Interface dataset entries
== Segment start ==
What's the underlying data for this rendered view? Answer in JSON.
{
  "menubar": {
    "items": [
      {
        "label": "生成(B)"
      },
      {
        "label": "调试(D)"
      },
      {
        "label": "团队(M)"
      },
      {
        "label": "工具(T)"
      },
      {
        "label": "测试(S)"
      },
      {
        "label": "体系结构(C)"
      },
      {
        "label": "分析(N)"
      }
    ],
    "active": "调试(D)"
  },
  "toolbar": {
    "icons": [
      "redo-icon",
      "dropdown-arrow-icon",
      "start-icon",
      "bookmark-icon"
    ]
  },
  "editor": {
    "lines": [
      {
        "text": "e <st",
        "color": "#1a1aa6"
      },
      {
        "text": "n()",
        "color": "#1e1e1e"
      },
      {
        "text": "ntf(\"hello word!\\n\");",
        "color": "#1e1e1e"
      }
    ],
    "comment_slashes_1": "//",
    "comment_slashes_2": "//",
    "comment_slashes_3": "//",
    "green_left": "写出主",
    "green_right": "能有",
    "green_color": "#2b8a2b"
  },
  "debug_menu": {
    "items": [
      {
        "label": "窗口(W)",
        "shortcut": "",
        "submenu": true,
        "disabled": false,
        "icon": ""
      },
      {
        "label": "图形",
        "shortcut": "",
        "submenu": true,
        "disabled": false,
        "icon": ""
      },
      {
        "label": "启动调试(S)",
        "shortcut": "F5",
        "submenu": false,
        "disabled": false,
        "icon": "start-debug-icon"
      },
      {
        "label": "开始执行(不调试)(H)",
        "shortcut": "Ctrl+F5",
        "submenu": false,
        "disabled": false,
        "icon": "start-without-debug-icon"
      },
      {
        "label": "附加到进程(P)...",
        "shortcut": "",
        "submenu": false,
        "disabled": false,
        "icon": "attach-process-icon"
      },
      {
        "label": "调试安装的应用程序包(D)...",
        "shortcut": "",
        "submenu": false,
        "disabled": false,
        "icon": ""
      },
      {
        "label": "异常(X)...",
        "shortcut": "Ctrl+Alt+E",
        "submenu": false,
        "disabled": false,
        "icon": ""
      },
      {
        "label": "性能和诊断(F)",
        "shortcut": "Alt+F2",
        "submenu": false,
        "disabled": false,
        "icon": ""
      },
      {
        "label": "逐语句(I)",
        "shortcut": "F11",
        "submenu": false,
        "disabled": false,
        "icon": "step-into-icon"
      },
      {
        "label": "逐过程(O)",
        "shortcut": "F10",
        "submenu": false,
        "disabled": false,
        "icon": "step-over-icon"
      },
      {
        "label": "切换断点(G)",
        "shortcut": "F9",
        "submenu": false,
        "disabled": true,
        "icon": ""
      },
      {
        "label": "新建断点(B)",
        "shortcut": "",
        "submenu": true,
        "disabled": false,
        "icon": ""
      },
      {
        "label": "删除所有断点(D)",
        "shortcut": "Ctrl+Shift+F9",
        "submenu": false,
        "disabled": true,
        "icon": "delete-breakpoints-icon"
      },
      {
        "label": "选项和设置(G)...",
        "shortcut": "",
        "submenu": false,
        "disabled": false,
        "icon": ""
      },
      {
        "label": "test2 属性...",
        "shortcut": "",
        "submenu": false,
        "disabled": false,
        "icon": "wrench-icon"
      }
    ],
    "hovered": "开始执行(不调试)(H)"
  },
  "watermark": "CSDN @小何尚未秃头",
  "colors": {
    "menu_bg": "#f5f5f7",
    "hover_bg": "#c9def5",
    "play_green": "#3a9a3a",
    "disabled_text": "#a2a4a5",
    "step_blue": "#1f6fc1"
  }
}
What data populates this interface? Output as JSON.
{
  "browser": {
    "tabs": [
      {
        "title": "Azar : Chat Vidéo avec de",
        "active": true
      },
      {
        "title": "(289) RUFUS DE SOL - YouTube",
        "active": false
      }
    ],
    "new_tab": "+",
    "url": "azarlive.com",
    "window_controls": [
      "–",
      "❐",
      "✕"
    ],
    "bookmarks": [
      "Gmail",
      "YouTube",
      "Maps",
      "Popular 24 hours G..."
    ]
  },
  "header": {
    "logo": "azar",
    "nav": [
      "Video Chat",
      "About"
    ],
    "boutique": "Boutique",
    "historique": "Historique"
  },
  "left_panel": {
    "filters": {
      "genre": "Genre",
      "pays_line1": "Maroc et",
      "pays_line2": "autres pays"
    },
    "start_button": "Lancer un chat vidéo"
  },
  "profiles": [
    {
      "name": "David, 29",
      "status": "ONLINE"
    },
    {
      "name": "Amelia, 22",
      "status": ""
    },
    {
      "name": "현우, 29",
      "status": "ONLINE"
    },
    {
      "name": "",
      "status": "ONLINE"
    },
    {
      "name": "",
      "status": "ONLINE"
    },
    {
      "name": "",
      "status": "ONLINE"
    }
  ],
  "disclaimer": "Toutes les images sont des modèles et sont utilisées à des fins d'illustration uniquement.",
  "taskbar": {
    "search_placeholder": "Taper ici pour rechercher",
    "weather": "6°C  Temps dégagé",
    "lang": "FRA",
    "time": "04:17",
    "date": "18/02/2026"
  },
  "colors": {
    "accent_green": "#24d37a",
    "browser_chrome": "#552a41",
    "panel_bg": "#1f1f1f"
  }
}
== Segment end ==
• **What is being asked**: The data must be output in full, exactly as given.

• **Written response**:
What's the underlying data for this rendered view? Answer in JSON.
{
  "menubar": {
    "items": [
      {
        "label": "生成(B)"
      },
      {
        "label": "调试(D)"
      },
      {
        "label": "团队(M)"
      },
      {
        "label": "工具(T)"
      },
      {
        "label": "测试(S)"
      },
      {
        "label": "体系结构(C)"
      },
      {
        "label": "分析(N)"
      }
    ],
    "active": "调试(D)"
  },
  "toolbar": {
    "icons": [
      "redo-icon",
      "dropdown-arrow-icon",
      "start-icon",
      "bookmark-icon"
    ]
  },
  "editor": {
    "lines": [
      {
        "text": "e <st",
        "color": "#1a1aa6"
      },
      {
        "text": "n()",
        "color": "#1e1e1e"
      },
      {
        "text": "ntf(\"hello word!\\n\");",
        "color": "#1e1e1e"
      }
    ],
    "comment_slashes_1": "//",
    "comment_slashes_2": "//",
    "comment_slashes_3": "//",
    "green_left": "写出主",
    "green_right": "能有",
    "green_color": "#2b8a2b"
  },
  "debug_menu": {
    "items": [
      {
        "label": "窗口(W)",
        "shortcut": "",
        "submenu": true,
        "disabled": false,
        "icon": ""
      },
      {
        "label": "图形",
        "shortcut": "",
        "submenu": true,
        "disabled": false,
        "icon": ""
      },
      {
        "label": "启动调试(S)",
        "shortcut": "F5",
        "submenu": false,
        "disabled": false,
        "icon": "start-debug-icon"
      },
      {
        "label": "开始执行(不调试)(H)",
        "shortcut": "Ctrl+F5",
        "submenu": false,
        "disabled": false,
        "icon": "start-without-debug-icon"
      },
      {
        "label": "附加到进程(P)...",
        "shortcut": "",
        "submenu": false,
        "disabled": false,
        "icon": "attach-process-icon"
      },
      {
        "label": "调试安装的应用程序包(D)...",
        "shortcut": "",
        "submenu": false,
        "disabled": false,
        "icon": ""
      },
      {
        "label": "异常(X)...",
        "shortcut": "Ctrl+Alt+E",
        "submenu": false,
        "disabled": false,
        "icon": ""
      },
      {
        "label": "性能和诊断(F)",
        "shortcut": "Alt+F2",
        "submenu": false,
        "disabled": false,
        "icon": ""
      },
      {
        "label": "逐语句(I)",
        "shortcut": "F11",
        "submenu": false,
        "disabled": false,
        "icon": "step-into-icon"
      },
      {
        "label": "逐过程(O)",
        "shortcut": "F10",
        "submenu": false,
        "disabled": false,
        "icon": "step-over-icon"
      },
      {
        "label": "切换断点(G)",
        "shortcut": "F9",
        "submenu": false,
        "disabled": true,
        "icon": ""
      },
      {
        "label": "新建断点(B)",
        "shortcut": "",
        "submenu": true,
        "disabled": false,
        "icon": ""
      },
      {
        "label": "删除所有断点(D)",
        "shortcut": "Ctrl+Shift+F9",
        "submenu": false,
        "disabled": true,
        "icon": "delete-breakpoints-icon"
      },
      {
        "label": "选项和设置(G)...",
        "shortcut": "",
        "submenu": false,
        "disabled": false,
        "icon": ""
      },
      {
        "label": "test2 属性...",
        "shortcut": "",
        "submenu": false,
        "disabled": false,
        "icon": "wrench-icon"
      }
    ],
    "hovered": "开始执行(不调试)(H)"
  },
  "watermark": "CSDN @小何尚未秃头",
  "colors": {
    "menu_bg": "#f5f5f7",
    "hover_bg": "#c9def5",
    "play_green": "#3a9a3a",
    "disabled_text": "#a2a4a5",
    "step_blue": "#1f6fc1"
  }
}
What data populates this interface? Output as JSON.
{
  "browser": {
    "tabs": [
      {
        "title": "Azar : Chat Vidéo avec de",
        "active": true
      },
      {
        "title": "(289) RUFUS DE SOL - YouTube",
        "active": false
      }
    ],
    "new_tab": "+",
    "url": "azarlive.com",
    "window_controls": [
      "–",
      "❐",
      "✕"
    ],
    "bookmarks": [
      "Gmail",
      "YouTube",
      "Maps",
      "Popular 24 hours G..."
    ]
  },
  "header": {
    "logo": "azar",
    "nav": [
      "Video Chat",
      "About"
    ],
    "boutique": "Boutique",
    "historique": "Historique"
  },
  "left_panel": {
    "filters": {
      "genre": "Genre",
      "pays_line1": "Maroc et",
      "pays_line2": "autres pays"
    },
    "start_button": "Lancer un chat vidéo"
  },
  "profiles": [
    {
      "name": "David, 29",
      "status": "ONLINE"
    },
    {
      "name": "Amelia, 22",
      "status": ""
    },
    {
      "name": "현우, 29",
      "status": "ONLINE"
    },
    {
      "name": "",
      "status": "ONLINE"
    },
    {
      "name": "",
      "status": "ONLINE"
    },
    {
      "name": "",
      "status": "ONLINE"
    }
  ],
  "disclaimer": "Toutes les images sont des modèles et sont utilisées à des fins d'illustration uniquement.",
  "taskbar": {
    "search_placeholder": "Taper ici pour rechercher",
    "weather": "6°C  Temps dégagé",
    "lang": "FRA",
    "time": "04:17",
    "date": "18/02/2026"
  },
  "colors": {
    "accent_green": "#24d37a",
    "browser_chrome": "#552a41",
    "panel_bg": "#1f1f1f"
  }
}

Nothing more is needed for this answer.